[What this task involves]: Give the number of lines in the data below where the string "true" occurs, and nothing else.

• • • • •

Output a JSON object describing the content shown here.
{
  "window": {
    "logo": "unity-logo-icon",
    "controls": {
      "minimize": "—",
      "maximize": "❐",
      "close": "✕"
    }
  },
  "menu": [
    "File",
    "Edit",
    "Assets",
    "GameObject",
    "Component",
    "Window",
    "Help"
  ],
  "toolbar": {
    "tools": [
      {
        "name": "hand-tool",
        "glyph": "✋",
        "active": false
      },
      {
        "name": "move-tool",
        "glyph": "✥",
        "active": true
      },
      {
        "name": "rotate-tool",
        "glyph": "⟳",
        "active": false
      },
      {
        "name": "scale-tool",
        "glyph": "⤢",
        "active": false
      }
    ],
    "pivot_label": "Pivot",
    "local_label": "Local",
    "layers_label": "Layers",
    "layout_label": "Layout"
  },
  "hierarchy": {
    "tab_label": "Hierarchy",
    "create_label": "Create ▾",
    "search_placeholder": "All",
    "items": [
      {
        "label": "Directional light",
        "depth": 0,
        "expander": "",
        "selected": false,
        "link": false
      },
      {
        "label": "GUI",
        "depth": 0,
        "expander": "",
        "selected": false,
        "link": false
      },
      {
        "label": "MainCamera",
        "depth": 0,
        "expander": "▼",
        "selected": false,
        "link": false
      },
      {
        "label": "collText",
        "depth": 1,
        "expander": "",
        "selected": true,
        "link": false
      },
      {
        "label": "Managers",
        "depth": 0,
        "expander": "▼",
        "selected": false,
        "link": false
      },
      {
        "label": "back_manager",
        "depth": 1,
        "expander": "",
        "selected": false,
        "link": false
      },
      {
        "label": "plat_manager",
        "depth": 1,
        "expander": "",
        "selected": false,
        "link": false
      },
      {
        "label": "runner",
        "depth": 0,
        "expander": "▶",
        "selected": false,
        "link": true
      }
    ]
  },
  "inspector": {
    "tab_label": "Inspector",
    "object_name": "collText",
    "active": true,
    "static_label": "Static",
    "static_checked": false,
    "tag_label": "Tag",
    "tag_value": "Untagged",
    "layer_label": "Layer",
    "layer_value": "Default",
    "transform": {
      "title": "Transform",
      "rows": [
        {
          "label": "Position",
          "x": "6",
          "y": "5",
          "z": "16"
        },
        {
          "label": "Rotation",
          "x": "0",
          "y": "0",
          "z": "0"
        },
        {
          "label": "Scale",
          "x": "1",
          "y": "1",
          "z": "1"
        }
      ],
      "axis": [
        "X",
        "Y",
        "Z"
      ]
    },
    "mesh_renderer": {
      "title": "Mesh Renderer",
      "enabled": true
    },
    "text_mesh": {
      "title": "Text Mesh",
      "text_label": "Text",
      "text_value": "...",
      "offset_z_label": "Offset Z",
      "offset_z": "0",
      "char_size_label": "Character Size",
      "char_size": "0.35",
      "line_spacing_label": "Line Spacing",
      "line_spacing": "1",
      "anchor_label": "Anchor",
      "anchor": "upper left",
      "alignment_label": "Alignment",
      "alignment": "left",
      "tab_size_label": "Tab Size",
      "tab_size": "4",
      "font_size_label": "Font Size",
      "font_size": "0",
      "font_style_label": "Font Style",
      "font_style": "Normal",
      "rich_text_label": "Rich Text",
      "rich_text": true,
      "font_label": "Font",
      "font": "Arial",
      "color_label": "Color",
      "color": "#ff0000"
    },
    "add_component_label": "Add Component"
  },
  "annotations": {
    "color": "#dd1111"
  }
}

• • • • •

[Response to this task]: 6